The British literary landscape is dominated by three writers: Martin Amis, Salman Rushdie and Ian McEwan. All three have considered the central dilemma of our time: terror. Indeed, Amis has issued something of a manifesto on the subject he terms "horrorism". In their different styles, their approach and opinions define a coherent position. They are the vanguard of British literary neoconservatives, or, if you like, the "Blitcons".
But where do you go from liberal irony, from pragmatic storytelling as the replacement for conviction and belief, once you are forced by harsh circumstances to realize that that way of thinking can’t support its own weight? If you are Salman Rushdie, perhaps you come to believe that the forceful but evil convictions of the Ayatollah Khomeini and his followers can only be resisted by equally forceful convictions that stake out different and superior moral terrain. And the only body of belief known to Rushdie that is capable of supporting such convictions is Islam; the Ayatollah’s hatred is to be countered by a richer understanding of Islam itself.
Postmodern Chutney, by Randy Boyagoda, First Things, February 2003, review of Step Across This Line: Collected Nonfiction 1992–2002, by Salman Rushdie
Rushdie reborn: Staging Midnight's Children has been an epic struggle, director Tim Supple tells our reporter, by Daniel Rosenthal, London Times, January 7, 2003

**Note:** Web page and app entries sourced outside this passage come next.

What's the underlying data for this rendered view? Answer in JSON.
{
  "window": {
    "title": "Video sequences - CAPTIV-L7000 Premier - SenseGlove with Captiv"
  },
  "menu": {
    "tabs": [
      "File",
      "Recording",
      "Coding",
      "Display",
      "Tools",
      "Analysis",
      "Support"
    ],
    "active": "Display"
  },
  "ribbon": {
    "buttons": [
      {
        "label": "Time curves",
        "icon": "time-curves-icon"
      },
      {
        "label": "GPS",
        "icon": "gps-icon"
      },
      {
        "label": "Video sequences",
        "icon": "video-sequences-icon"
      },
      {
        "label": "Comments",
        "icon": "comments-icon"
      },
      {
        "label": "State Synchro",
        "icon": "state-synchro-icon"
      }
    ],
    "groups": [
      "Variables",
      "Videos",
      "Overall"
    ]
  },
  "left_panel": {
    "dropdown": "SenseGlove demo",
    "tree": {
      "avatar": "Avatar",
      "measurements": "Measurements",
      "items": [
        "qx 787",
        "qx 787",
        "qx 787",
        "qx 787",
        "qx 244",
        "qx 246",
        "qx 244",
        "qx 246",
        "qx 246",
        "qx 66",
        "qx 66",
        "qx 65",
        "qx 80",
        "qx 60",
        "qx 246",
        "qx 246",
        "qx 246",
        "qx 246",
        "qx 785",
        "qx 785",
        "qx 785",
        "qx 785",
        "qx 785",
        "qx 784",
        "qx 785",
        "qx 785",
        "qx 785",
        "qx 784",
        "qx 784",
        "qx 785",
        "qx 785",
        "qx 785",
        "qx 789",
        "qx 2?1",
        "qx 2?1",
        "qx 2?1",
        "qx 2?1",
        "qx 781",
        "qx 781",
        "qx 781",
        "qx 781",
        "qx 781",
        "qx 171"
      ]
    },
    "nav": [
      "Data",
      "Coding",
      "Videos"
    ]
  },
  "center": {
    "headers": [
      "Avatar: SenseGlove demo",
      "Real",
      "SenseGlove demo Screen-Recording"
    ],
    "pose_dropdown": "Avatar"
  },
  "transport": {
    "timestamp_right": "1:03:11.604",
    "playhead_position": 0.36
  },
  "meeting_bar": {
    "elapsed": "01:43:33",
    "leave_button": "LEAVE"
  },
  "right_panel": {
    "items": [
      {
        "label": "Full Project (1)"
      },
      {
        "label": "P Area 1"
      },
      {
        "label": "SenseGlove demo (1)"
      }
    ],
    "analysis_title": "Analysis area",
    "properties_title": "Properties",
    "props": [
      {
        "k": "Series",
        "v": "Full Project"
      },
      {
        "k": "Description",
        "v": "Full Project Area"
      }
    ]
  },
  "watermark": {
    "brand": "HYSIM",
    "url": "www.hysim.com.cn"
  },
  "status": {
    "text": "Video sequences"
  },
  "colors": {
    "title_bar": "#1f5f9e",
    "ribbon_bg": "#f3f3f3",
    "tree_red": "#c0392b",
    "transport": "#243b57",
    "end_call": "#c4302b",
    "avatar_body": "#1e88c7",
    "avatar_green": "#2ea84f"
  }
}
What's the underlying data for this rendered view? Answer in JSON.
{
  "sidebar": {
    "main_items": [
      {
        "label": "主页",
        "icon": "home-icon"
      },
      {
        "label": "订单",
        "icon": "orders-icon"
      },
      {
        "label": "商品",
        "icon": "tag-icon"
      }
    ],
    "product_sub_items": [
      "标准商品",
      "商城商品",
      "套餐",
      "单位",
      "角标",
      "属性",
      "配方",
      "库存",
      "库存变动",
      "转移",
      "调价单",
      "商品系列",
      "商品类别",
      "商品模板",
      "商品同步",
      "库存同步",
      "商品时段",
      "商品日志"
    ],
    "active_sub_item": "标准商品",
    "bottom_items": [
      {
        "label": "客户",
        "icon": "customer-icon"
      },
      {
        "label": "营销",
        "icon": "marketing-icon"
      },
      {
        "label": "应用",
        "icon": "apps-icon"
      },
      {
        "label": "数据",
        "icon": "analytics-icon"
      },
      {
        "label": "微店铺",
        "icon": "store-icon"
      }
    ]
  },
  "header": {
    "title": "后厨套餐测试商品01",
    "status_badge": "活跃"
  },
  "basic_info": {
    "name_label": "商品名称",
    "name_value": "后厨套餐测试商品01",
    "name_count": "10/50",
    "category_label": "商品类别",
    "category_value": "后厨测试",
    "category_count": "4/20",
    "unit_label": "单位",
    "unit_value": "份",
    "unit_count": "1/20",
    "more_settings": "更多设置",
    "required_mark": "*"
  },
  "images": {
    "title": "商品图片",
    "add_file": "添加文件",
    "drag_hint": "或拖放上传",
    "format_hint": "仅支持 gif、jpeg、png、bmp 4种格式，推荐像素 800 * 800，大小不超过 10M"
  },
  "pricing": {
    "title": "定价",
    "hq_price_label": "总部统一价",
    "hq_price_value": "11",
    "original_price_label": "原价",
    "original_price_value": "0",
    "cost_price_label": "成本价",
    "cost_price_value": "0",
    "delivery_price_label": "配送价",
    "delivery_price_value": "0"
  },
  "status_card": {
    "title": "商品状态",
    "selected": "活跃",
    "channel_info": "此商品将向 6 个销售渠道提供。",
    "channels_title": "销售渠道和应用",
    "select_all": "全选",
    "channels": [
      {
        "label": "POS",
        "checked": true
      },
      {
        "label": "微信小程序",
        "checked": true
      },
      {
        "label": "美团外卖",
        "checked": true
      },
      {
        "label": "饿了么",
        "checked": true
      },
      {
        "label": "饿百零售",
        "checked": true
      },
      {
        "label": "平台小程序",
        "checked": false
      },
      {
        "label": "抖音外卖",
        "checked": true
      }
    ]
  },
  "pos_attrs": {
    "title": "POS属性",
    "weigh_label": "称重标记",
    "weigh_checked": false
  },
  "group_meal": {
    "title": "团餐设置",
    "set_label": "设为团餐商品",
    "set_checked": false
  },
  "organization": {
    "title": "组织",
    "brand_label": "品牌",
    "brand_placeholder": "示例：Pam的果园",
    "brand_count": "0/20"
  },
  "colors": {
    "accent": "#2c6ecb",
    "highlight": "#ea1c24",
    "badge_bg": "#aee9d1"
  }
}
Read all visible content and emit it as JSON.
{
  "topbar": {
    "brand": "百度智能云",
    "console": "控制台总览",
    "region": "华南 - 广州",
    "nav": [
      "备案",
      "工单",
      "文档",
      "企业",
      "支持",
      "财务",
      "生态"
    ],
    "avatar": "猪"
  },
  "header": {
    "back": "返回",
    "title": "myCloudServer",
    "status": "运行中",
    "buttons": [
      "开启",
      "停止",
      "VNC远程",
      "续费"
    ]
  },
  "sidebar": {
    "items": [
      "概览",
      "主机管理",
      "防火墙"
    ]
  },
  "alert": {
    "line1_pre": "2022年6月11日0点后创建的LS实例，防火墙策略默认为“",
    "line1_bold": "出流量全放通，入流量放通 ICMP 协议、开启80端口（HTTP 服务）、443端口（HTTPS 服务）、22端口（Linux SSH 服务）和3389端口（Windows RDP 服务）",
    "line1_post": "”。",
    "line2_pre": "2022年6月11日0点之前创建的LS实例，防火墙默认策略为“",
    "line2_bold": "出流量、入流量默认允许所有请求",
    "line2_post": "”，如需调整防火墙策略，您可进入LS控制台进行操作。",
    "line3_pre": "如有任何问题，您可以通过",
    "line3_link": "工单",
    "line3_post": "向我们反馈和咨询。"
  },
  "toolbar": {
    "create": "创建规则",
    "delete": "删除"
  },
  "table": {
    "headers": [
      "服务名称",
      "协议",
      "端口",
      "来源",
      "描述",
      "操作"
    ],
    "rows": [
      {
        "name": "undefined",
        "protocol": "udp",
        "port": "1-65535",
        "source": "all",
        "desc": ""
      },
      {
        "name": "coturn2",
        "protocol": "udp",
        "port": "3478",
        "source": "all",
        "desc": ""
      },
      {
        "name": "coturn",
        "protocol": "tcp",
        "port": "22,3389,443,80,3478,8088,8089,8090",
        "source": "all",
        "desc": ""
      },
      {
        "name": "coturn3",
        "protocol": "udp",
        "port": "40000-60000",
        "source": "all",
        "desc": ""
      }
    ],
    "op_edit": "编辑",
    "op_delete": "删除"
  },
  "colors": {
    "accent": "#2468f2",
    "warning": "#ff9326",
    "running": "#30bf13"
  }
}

Salman Rushdie, Out and About, interview by Dave Weich, Powell's Books, September 25, 2002